I have written before about Neal Raisman’s work on student retention.  He has been a paragon in the crusade to resolve student retention (defined as 6-year cohort graduation rate).  And he has developed a formula to define the cost of student attrition.  What that means is schools can calculate an ROI for their retention activities.  Which means they can now justify student retention activities and actually fund them internally.  Students that don’t graduate will struggle to repay loans.  It’s the next housing bubble.  It’s time to invest in retention.  Raisman is a good place to start.  He contends that over 80% of the reasons that students fail is poor service from the schools, not believing that school is worth it, and that the college doesn’t care about students.  Look to the school’s enrollment management, engagement and student services functions.  Often problematic but always pretty fixable.

In the past week, I have read articles on two major US University Systems raising their tuition.  In one case, the System is comprised of 9 schools.  Seven of those schools have 6-year cohort graduation rates of less than 40%.  In that System, it means that $150M in tuition alone walks out the door… annually!  In a second, larger System, I did the calculations and was surprised to find that more than $400M in tuition revenue potential exits annually.  A 5% increase in retention would have negated the need for the tuition increase and undoubtedly improved the default and repayment rates.  It’s all connected.  The numbers are easy to calculate and for some schools, it’s the elephant at the table.

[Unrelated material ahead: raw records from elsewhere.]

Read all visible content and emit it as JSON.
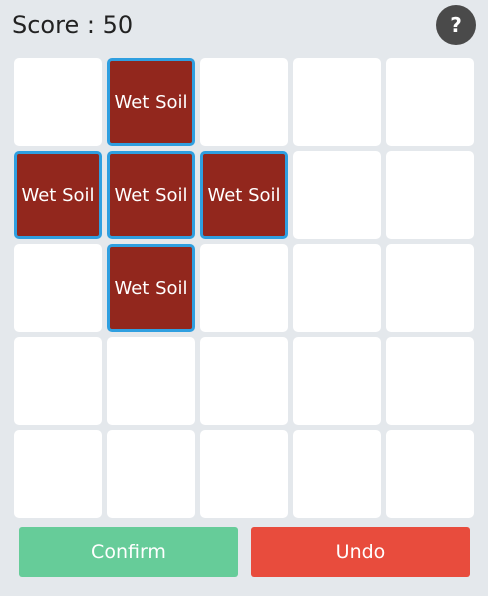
{
  "header": {
    "score_label": "Score : 50",
    "help_label": "?"
  },
  "board": {
    "rows": 5,
    "cols": 5,
    "tile_color": "#92271d",
    "highlight_color": "#2f9fe0",
    "cells": [
      [
        "",
        "Wet Soil",
        "",
        "",
        ""
      ],
      [
        "Wet Soil",
        "Wet Soil",
        "Wet Soil",
        "",
        ""
      ],
      [
        "",
        "Wet Soil",
        "",
        "",
        ""
      ],
      [
        "",
        "",
        "",
        "",
        ""
      ],
      [
        "",
        "",
        "",
        "",
        ""
      ]
    ]
  },
  "actions": {
    "confirm_label": "Confirm",
    "confirm_color": "#66cc99",
    "undo_label": "Undo",
    "undo_color": "#e84c3d"
  }
}
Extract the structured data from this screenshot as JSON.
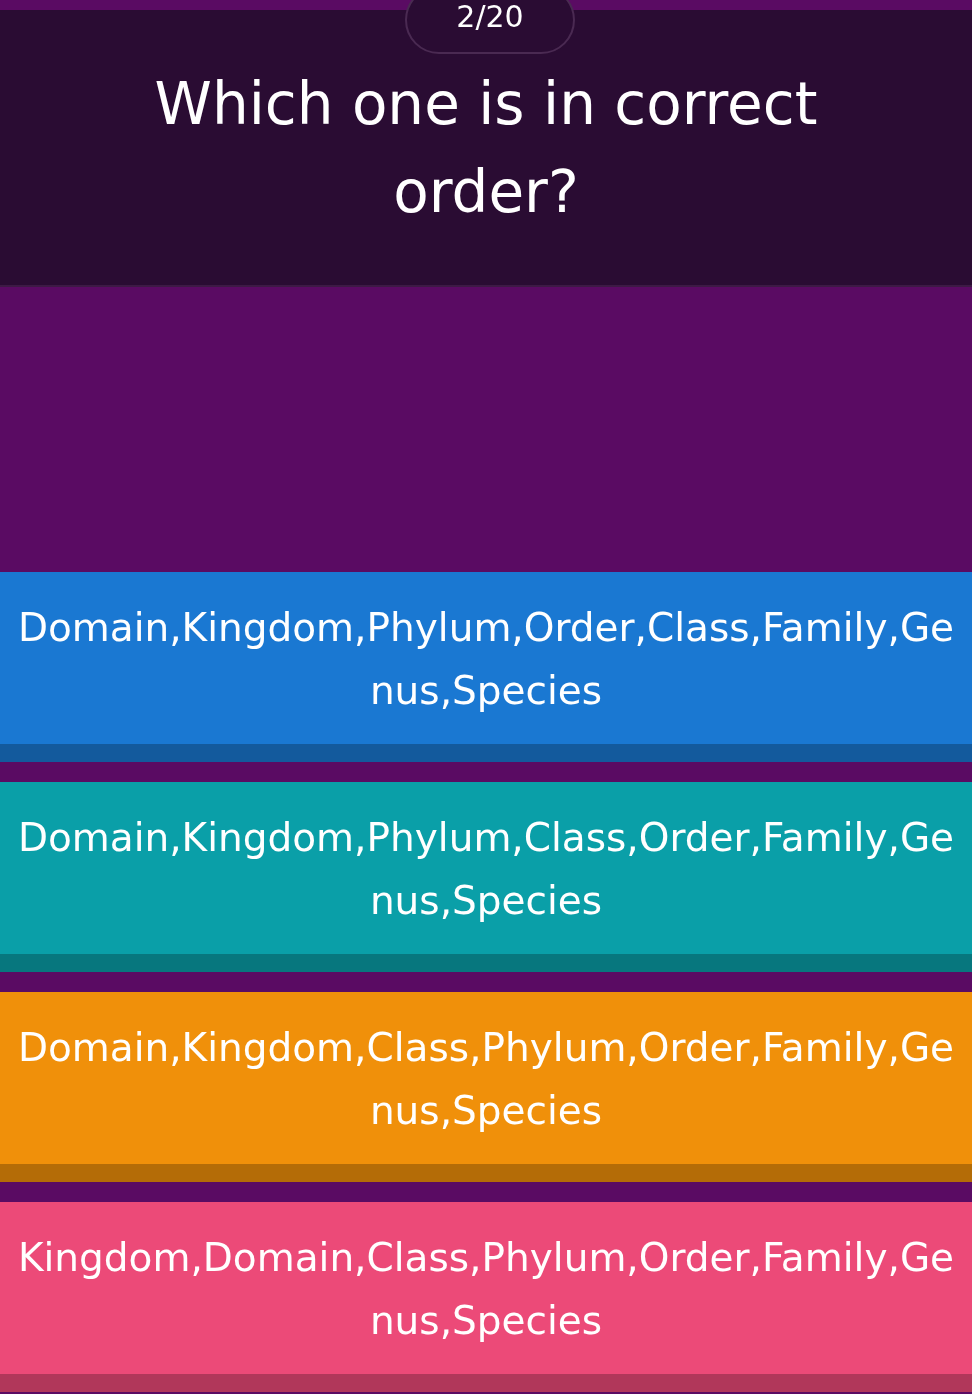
{
  "counter": "2/20",
  "question": "Which one is in correct order?",
  "options": [
    {
      "text": "Domain,Kingdom,Phylum,Order,Class,Family,Genus,Species",
      "color": "#1a78d2"
    },
    {
      "text": "Domain,Kingdom,Phylum,Class,Order,Family,Genus,Species",
      "color": "#0a9fa8"
    },
    {
      "text": "Domain,Kingdom,Class,Phylum,Order,Family,Genus,Species",
      "color": "#f0900a"
    },
    {
      "text": "Kingdom,Domain,Class,Phylum,Order,Family,Genus,Species",
      "color": "#ec4a78"
    }
  ]
}
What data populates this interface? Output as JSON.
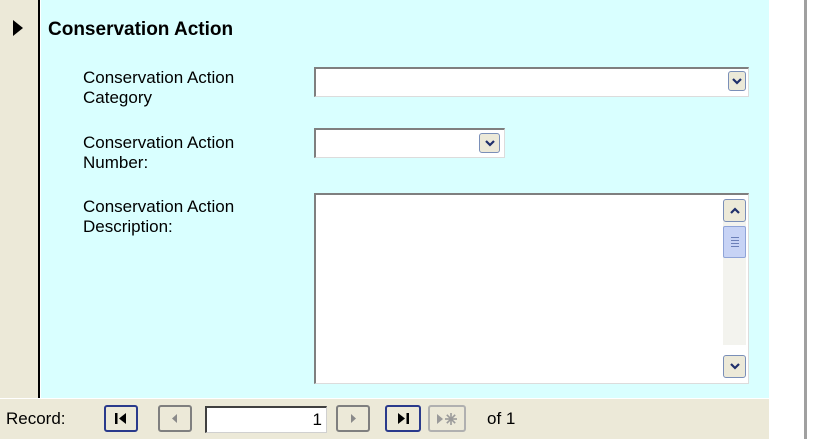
{
  "section": {
    "title": "Conservation Action"
  },
  "fields": {
    "category": {
      "label_line1": "Conservation Action",
      "label_line2": "Category",
      "value": ""
    },
    "number": {
      "label_line1": "Conservation Action",
      "label_line2": "Number:",
      "value": ""
    },
    "description": {
      "label_line1": "Conservation Action",
      "label_line2": "Description:",
      "value": ""
    }
  },
  "navigation": {
    "record_label": "Record:",
    "current_record": "1",
    "of_label": "of",
    "total_records": "1"
  },
  "icons": {
    "record_selector": "record-pointer-icon",
    "dropdown": "chevron-down-icon",
    "scroll_up": "arrow-up-icon",
    "scroll_down": "arrow-down-icon",
    "first": "first-record-icon",
    "previous": "previous-record-icon",
    "next": "next-record-icon",
    "last": "last-record-icon",
    "new": "new-record-icon"
  }
}
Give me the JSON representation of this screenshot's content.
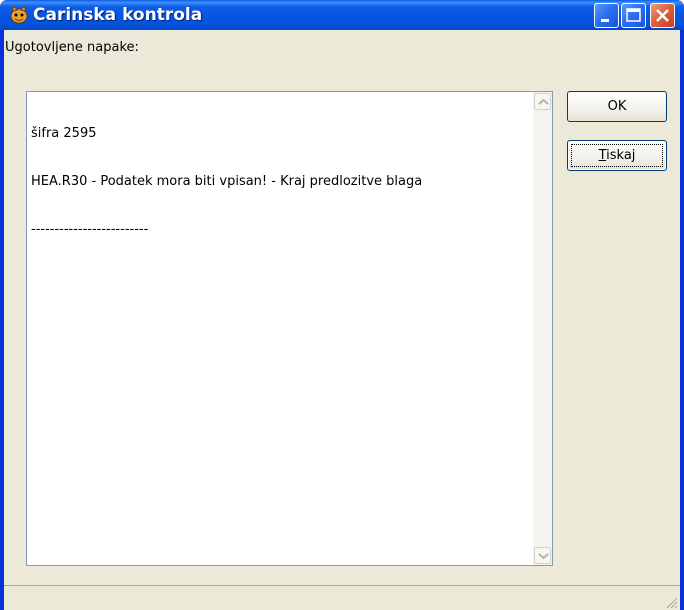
{
  "window": {
    "title": "Carinska kontrola",
    "icon": "cat-app-icon",
    "controls": {
      "minimize": "minimize-icon",
      "maximize": "maximize-icon",
      "close": "close-icon"
    }
  },
  "errors": {
    "label": "Ugotovljene napake:",
    "lines": [
      "šifra 2595",
      "HEA.R30 - Podatek mora biti vpisan! - Kraj predlozitve blaga",
      "-------------------------"
    ]
  },
  "buttons": {
    "ok_label": "OK",
    "print_label": "Tiskaj"
  },
  "colors": {
    "titlebar": "#0655e0",
    "client": "#ece9d8",
    "memo_border": "#7f9db9",
    "close_button": "#e0603a"
  }
}
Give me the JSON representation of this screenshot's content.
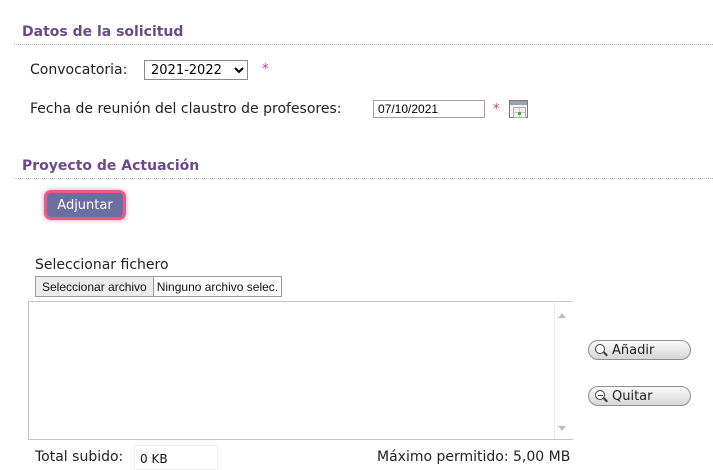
{
  "solicitud": {
    "section_title": "Datos de la solicitud",
    "convocatoria_label": "Convocatoria:",
    "convocatoria_value": "2021-2022",
    "fecha_label": "Fecha de reunión del claustro de profesores:",
    "fecha_value": "07/10/2021",
    "required_marker": "*",
    "calendar_icon": "calendar-icon"
  },
  "proyecto": {
    "section_title": "Proyecto de Actuación",
    "adjuntar_label": "Adjuntar",
    "file_label": "Seleccionar fichero",
    "file_button": "Seleccionar archivo",
    "file_status": "Ninguno archivo selec.",
    "anadir_label": "Añadir",
    "quitar_label": "Quitar",
    "anadir_icon": "zoom-in-icon",
    "quitar_icon": "zoom-out-icon",
    "total_label": "Total subido:",
    "total_value": "0 KB",
    "max_label": "Máximo permitido: 5,00 MB"
  },
  "colors": {
    "section_title": "#6b4a8a",
    "required": "#c0398a",
    "adjuntar_bg": "#6d6ea0",
    "adjuntar_border": "#e85a8a"
  }
}
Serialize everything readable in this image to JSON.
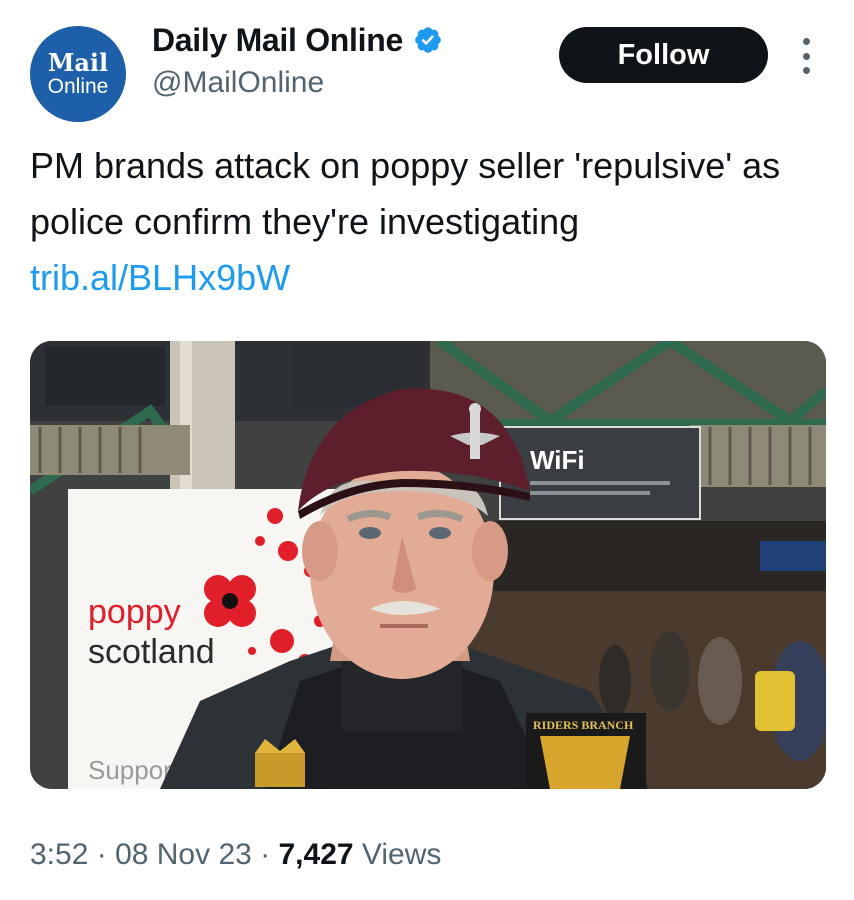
{
  "account": {
    "avatar_line1": "Mail",
    "avatar_line2": "Online",
    "display_name": "Daily Mail Online",
    "handle": "@MailOnline",
    "verified": true,
    "verified_color": "#1d9bf0"
  },
  "follow_label": "Follow",
  "tweet": {
    "text": "PM brands attack on poppy seller 'repulsive' as police confirm they're investigating",
    "link": "trib.al/BLHx9bW"
  },
  "media": {
    "banner_line1": "poppy",
    "banner_line2": "scotland",
    "banner_line3": "Support",
    "wifi_sign": "WiFi",
    "patch_text": "RIDERS BRANCH"
  },
  "meta": {
    "time": "3:52",
    "date": "08 Nov 23",
    "views_count": "7,427",
    "views_label": "Views"
  },
  "colors": {
    "link": "#1d9bf0",
    "secondary_text": "#536471",
    "beret": "#5e1f2c",
    "poppy_red": "#e01f2b"
  }
}
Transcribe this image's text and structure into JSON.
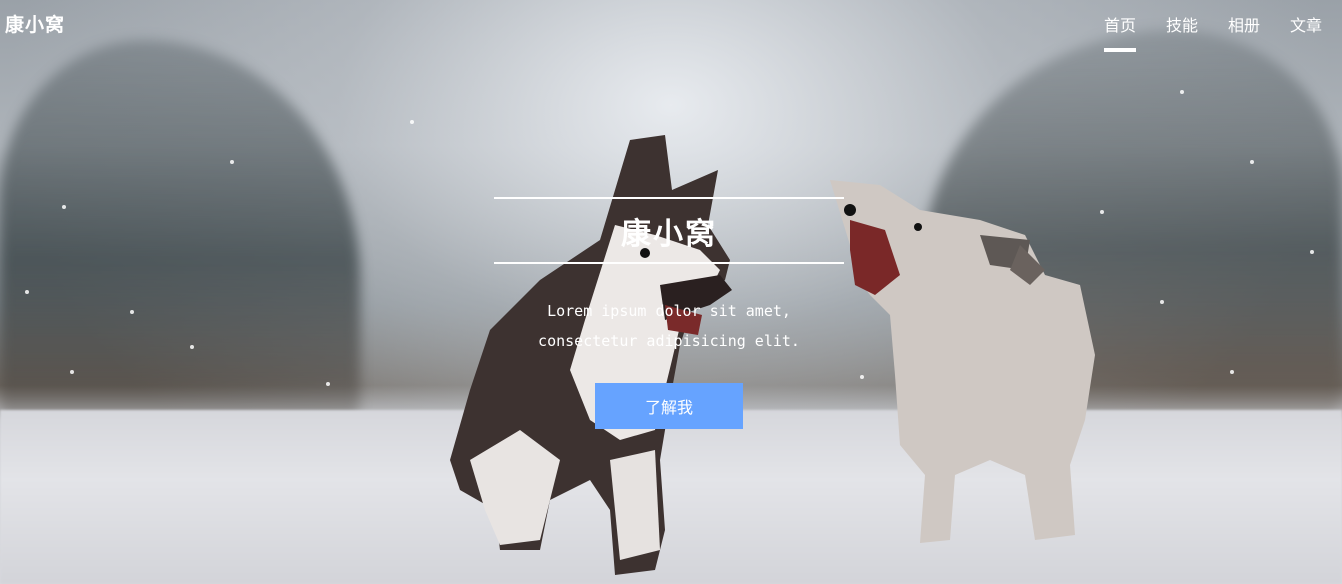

If we want to fix the student loan problem, we need to get diplomas into the hands of students (and provide better employment opportunities).  To get those degrees completed, we need to fix the student retention problem.  And the path to do that is pretty easy to see, just hard to execute.  It’s all connected.